## WORK TO BE COMPLETED
All entries should be copied exactly, none left out.

## TASK DATA
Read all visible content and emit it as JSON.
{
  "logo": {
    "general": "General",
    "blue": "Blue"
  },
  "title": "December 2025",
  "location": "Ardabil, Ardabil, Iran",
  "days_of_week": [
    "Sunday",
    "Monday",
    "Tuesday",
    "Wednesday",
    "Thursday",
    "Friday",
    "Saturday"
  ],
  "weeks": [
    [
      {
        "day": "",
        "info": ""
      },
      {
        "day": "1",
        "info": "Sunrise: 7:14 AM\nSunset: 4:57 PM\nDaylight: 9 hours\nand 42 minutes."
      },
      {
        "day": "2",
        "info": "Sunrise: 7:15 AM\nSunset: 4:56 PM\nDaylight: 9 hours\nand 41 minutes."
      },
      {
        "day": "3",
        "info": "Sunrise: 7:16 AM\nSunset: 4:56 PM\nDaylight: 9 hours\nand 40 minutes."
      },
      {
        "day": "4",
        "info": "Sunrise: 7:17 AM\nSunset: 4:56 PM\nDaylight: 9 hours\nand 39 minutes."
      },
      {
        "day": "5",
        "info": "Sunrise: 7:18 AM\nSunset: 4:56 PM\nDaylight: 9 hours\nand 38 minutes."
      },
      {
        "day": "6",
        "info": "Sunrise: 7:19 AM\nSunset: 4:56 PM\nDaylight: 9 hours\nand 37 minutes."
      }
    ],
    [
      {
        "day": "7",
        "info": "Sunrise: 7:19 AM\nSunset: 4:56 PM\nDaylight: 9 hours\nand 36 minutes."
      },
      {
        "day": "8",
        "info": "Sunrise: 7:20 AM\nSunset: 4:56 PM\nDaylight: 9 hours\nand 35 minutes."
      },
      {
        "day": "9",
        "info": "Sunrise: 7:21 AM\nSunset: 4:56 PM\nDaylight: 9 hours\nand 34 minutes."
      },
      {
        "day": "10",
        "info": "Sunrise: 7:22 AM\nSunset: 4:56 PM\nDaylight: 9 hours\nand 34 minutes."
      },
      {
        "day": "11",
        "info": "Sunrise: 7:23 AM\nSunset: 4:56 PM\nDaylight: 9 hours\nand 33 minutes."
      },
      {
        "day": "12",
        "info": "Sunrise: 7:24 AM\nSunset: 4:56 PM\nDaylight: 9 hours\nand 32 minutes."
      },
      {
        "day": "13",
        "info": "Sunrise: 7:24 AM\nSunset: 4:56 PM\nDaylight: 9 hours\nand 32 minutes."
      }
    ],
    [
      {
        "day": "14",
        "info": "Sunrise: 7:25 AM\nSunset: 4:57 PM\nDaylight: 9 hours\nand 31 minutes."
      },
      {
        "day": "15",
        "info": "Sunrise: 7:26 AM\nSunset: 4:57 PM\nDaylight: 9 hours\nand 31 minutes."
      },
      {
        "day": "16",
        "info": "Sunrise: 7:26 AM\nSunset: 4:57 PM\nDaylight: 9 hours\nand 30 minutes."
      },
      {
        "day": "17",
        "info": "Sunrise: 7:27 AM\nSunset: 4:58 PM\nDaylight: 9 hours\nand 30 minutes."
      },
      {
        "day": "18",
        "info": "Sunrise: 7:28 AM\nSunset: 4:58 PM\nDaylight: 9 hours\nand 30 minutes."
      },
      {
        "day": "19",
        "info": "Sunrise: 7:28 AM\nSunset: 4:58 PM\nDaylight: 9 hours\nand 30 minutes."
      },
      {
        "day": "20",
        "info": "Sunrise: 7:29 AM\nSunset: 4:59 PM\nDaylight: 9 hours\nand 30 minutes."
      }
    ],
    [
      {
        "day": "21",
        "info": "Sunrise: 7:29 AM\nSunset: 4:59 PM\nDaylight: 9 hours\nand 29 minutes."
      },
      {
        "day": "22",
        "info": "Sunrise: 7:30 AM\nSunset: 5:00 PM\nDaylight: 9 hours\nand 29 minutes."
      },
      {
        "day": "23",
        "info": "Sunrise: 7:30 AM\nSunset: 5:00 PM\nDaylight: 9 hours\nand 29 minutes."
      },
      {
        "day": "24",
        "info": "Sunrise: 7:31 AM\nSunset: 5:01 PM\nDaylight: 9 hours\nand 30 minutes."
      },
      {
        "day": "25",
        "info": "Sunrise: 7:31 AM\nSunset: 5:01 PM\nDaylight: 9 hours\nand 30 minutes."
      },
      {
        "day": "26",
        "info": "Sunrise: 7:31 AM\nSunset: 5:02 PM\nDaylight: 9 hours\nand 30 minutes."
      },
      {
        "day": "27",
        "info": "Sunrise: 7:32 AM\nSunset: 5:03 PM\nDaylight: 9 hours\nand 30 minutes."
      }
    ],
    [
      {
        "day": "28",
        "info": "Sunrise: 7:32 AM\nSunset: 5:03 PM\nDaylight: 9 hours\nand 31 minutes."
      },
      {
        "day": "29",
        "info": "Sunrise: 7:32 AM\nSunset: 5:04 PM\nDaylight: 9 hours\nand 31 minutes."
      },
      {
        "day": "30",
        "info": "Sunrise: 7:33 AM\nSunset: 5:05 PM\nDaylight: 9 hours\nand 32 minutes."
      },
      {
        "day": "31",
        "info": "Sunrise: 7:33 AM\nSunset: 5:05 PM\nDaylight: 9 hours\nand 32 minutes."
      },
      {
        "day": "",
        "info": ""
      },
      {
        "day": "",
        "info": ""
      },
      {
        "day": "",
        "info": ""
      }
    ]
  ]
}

## COMPLETED TASK
Read all visible content and emit it as JSON.
{
  "logo": {
    "general": "General",
    "blue": "Blue"
  },
  "title": "December 2025",
  "location": "Ardabil, Ardabil, Iran",
  "days_of_week": [
    "Sunday",
    "Monday",
    "Tuesday",
    "Wednesday",
    "Thursday",
    "Friday",
    "Saturday"
  ],
  "weeks": [
    [
      {
        "day": "",
        "info": ""
      },
      {
        "day": "1",
        "info": "Sunrise: 7:14 AM\nSunset: 4:57 PM\nDaylight: 9 hours\nand 42 minutes."
      },
      {
        "day": "2",
        "info": "Sunrise: 7:15 AM\nSunset: 4:56 PM\nDaylight: 9 hours\nand 41 minutes."
      },
      {
        "day": "3",
        "info": "Sunrise: 7:16 AM\nSunset: 4:56 PM\nDaylight: 9 hours\nand 40 minutes."
      },
      {
        "day": "4",
        "info": "Sunrise: 7:17 AM\nSunset: 4:56 PM\nDaylight: 9 hours\nand 39 minutes."
      },
      {
        "day": "5",
        "info": "Sunrise: 7:18 AM\nSunset: 4:56 PM\nDaylight: 9 hours\nand 38 minutes."
      },
      {
        "day": "6",
        "info": "Sunrise: 7:19 AM\nSunset: 4:56 PM\nDaylight: 9 hours\nand 37 minutes."
      }
    ],
    [
      {
        "day": "7",
        "info": "Sunrise: 7:19 AM\nSunset: 4:56 PM\nDaylight: 9 hours\nand 36 minutes."
      },
      {
        "day": "8",
        "info": "Sunrise: 7:20 AM\nSunset: 4:56 PM\nDaylight: 9 hours\nand 35 minutes."
      },
      {
        "day": "9",
        "info": "Sunrise: 7:21 AM\nSunset: 4:56 PM\nDaylight: 9 hours\nand 34 minutes."
      },
      {
        "day": "10",
        "info": "Sunrise: 7:22 AM\nSunset: 4:56 PM\nDaylight: 9 hours\nand 34 minutes."
      },
      {
        "day": "11",
        "info": "Sunrise: 7:23 AM\nSunset: 4:56 PM\nDaylight: 9 hours\nand 33 minutes."
      },
      {
        "day": "12",
        "info": "Sunrise: 7:24 AM\nSunset: 4:56 PM\nDaylight: 9 hours\nand 32 minutes."
      },
      {
        "day": "13",
        "info": "Sunrise: 7:24 AM\nSunset: 4:56 PM\nDaylight: 9 hours\nand 32 minutes."
      }
    ],
    [
      {
        "day": "14",
        "info": "Sunrise: 7:25 AM\nSunset: 4:57 PM\nDaylight: 9 hours\nand 31 minutes."
      },
      {
        "day": "15",
        "info": "Sunrise: 7:26 AM\nSunset: 4:57 PM\nDaylight: 9 hours\nand 31 minutes."
      },
      {
        "day": "16",
        "info": "Sunrise: 7:26 AM\nSunset: 4:57 PM\nDaylight: 9 hours\nand 30 minutes."
      },
      {
        "day": "17",
        "info": "Sunrise: 7:27 AM\nSunset: 4:58 PM\nDaylight: 9 hours\nand 30 minutes."
      },
      {
        "day": "18",
        "info": "Sunrise: 7:28 AM\nSunset: 4:58 PM\nDaylight: 9 hours\nand 30 minutes."
      },
      {
        "day": "19",
        "info": "Sunrise: 7:28 AM\nSunset: 4:58 PM\nDaylight: 9 hours\nand 30 minutes."
      },
      {
        "day": "20",
        "info": "Sunrise: 7:29 AM\nSunset: 4:59 PM\nDaylight: 9 hours\nand 30 minutes."
      }
    ],
    [
      {
        "day": "21",
        "info": "Sunrise: 7:29 AM\nSunset: 4:59 PM\nDaylight: 9 hours\nand 29 minutes."
      },
      {
        "day": "22",
        "info": "Sunrise: 7:30 AM\nSunset: 5:00 PM\nDaylight: 9 hours\nand 29 minutes."
      },
      {
        "day": "23",
        "info": "Sunrise: 7:30 AM\nSunset: 5:00 PM\nDaylight: 9 hours\nand 29 minutes."
      },
      {
        "day": "24",
        "info": "Sunrise: 7:31 AM\nSunset: 5:01 PM\nDaylight: 9 hours\nand 30 minutes."
      },
      {
        "day": "25",
        "info": "Sunrise: 7:31 AM\nSunset: 5:01 PM\nDaylight: 9 hours\nand 30 minutes."
      },
      {
        "day": "26",
        "info": "Sunrise: 7:31 AM\nSunset: 5:02 PM\nDaylight: 9 hours\nand 30 minutes."
      },
      {
        "day": "27",
        "info": "Sunrise: 7:32 AM\nSunset: 5:03 PM\nDaylight: 9 hours\nand 30 minutes."
      }
    ],
    [
      {
        "day": "28",
        "info": "Sunrise: 7:32 AM\nSunset: 5:03 PM\nDaylight: 9 hours\nand 31 minutes."
      },
      {
        "day": "29",
        "info": "Sunrise: 7:32 AM\nSunset: 5:04 PM\nDaylight: 9 hours\nand 31 minutes."
      },
      {
        "day": "30",
        "info": "Sunrise: 7:33 AM\nSunset: 5:05 PM\nDaylight: 9 hours\nand 32 minutes."
      },
      {
        "day": "31",
        "info": "Sunrise: 7:33 AM\nSunset: 5:05 PM\nDaylight: 9 hours\nand 32 minutes."
      },
      {
        "day": "",
        "info": ""
      },
      {
        "day": "",
        "info": ""
      },
      {
        "day": "",
        "info": ""
      }
    ]
  ]
}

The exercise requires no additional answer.